A post at the Canadian Developer Connection blog last week caught my eye. Joey deVilla posted about something he had read at the Harvard Business blog related to interview questions. In both posts you learn about Captain Chesley Sullenberger, the pilot who safely made an emergency landing in the Hudson river last month. What does “Sully” do in his spare time? Anything and everything related to aviation, apparently. As a result, both posts argue that the most important interview question to ask, is:
“What do you do in your spare time?”
I couldn’t agree more. People who are excellent at their jobs are probably passionate about what they do, and spend more time and energy on things related to their area of expertise/interest than the average person. My experience with software development definitely backs this up. The best developers are usually the ones who go home and work on a hobby project after they’re done with the “day job”. There are exceptions, of course, but as a general rule I think you need to practice your craft outside of work to be good at it.
I’m currently reading Malcolm Gladwell’s Outliers, and right near the beginning of the book he argues the same point. Practice makes perfect. He estimates you need to spend 10,000 hours practicing something to truly master it. Gladwell uses The Beatles, Bill Joy, and Bill Gates as examples, and argues that in addition to their hard work it was a series of fortunate events that made it possible for them to spend about 10,000 hours practicing, and that’s what truly made them successful.

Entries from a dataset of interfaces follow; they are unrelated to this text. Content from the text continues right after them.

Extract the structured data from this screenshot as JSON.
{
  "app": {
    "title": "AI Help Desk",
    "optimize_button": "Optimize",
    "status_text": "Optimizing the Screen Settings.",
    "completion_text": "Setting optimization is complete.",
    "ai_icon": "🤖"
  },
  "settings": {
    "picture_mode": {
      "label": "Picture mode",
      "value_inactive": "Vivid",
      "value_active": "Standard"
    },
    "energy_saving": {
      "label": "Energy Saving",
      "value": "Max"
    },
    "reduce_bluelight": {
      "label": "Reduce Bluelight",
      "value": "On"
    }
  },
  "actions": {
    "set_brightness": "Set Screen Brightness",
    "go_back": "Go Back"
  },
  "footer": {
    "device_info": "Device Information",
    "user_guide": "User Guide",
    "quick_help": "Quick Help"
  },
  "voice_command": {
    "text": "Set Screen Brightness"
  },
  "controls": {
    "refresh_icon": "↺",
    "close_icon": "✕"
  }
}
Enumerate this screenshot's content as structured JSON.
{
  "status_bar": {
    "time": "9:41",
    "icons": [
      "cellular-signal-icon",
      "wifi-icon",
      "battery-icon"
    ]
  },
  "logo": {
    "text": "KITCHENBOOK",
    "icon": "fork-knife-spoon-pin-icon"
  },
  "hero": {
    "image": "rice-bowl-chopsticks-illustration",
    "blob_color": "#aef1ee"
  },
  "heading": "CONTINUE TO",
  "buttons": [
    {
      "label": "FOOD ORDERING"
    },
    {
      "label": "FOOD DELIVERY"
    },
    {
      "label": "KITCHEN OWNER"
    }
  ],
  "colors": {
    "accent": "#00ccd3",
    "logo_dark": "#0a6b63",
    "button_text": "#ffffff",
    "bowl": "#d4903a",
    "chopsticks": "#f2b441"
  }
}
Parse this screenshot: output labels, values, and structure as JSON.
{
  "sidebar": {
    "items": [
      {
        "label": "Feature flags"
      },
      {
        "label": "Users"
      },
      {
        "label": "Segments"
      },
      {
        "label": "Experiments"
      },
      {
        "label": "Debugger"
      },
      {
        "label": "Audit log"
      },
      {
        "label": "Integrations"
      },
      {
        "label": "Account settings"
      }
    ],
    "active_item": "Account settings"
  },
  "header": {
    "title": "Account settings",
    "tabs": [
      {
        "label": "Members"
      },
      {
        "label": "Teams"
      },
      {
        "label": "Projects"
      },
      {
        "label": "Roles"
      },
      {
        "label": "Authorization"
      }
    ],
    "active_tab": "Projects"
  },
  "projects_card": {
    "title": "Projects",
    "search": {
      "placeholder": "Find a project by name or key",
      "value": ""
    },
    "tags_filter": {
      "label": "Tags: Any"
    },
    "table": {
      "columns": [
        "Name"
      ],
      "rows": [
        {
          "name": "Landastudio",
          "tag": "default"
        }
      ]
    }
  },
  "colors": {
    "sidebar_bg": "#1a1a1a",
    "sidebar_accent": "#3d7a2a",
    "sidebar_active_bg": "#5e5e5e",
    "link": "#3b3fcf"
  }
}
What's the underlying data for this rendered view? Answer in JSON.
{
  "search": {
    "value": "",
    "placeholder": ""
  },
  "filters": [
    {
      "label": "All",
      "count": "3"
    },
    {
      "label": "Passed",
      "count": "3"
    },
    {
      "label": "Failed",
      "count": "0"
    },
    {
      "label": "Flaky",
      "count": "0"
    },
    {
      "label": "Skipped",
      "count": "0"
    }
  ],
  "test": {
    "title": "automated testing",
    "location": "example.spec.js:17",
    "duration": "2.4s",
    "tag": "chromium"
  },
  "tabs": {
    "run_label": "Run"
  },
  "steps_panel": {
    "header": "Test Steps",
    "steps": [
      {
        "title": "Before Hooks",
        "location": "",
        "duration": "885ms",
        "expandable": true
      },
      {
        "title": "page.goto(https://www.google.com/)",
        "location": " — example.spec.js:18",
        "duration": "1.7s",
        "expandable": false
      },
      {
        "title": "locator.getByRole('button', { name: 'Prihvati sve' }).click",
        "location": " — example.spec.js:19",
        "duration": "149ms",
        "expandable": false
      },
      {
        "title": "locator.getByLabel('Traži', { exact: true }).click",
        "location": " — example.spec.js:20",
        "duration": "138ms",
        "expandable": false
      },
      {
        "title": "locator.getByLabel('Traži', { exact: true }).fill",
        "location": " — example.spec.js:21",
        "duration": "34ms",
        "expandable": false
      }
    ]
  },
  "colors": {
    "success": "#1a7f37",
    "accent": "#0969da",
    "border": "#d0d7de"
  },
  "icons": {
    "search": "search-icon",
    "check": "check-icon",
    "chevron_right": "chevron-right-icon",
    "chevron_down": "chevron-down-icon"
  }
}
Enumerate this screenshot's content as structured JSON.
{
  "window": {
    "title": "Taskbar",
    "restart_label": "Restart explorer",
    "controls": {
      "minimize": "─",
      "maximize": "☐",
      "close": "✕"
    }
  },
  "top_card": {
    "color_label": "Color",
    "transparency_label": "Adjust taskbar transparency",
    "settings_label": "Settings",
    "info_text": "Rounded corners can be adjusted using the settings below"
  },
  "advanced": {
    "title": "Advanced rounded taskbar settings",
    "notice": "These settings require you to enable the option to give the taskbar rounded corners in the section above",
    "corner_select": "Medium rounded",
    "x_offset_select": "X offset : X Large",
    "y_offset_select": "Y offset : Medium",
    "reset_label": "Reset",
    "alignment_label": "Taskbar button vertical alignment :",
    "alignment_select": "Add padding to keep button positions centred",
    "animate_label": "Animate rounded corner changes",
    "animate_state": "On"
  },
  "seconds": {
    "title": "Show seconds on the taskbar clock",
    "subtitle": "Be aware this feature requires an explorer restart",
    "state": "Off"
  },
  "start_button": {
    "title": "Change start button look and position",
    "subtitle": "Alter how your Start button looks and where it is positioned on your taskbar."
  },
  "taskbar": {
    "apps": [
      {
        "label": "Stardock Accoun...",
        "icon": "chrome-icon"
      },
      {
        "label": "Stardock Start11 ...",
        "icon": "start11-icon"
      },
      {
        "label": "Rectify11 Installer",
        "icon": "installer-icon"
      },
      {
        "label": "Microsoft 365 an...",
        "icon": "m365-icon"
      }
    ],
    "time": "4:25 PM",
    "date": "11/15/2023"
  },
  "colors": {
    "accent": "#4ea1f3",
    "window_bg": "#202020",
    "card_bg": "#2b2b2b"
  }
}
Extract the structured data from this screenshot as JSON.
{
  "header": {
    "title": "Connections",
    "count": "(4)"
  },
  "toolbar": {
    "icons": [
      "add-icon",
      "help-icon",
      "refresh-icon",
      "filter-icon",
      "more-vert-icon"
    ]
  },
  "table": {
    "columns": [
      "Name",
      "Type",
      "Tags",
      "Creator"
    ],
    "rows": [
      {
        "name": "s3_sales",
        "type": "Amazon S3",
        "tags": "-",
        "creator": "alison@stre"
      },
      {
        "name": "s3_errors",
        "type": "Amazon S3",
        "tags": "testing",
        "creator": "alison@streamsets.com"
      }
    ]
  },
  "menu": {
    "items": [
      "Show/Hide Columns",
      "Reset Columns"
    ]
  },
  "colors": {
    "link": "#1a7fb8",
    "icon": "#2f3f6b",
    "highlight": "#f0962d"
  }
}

Every time I look at a resume, I look for the “extra” stuff. In the case of a developer, I look for programming competitions, contributions to open source projects, anything outside of school and work. It’s amazing how few mention anything like that.
I want to see passion, and by extension, practice!